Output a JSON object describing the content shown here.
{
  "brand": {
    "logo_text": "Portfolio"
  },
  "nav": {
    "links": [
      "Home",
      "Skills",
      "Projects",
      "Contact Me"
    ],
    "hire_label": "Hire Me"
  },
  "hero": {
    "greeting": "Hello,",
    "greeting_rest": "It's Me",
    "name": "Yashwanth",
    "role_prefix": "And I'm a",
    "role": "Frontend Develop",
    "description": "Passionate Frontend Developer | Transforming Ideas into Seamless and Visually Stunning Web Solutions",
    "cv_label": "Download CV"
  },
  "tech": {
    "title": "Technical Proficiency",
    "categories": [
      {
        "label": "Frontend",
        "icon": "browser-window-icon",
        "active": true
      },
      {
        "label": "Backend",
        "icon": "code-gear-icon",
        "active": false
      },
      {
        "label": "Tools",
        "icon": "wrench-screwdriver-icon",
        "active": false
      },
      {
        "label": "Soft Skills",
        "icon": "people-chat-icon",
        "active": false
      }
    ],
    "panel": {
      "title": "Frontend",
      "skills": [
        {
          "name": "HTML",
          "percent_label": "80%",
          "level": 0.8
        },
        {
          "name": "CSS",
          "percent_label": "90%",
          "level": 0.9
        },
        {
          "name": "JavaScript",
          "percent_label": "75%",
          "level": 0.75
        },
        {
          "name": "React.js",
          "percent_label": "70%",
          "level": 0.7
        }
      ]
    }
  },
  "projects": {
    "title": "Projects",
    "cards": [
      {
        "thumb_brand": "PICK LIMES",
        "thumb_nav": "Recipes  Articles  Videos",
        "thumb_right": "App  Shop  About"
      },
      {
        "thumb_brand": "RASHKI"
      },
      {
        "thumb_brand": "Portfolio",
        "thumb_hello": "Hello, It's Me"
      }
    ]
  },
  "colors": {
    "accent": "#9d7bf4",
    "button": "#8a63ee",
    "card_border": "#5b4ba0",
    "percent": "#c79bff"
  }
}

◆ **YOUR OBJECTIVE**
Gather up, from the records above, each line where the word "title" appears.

◆ **EXERCISE OUTPUT**
    "title": "Technical Proficiency",
      "title": "Frontend",
    "title": "Projects",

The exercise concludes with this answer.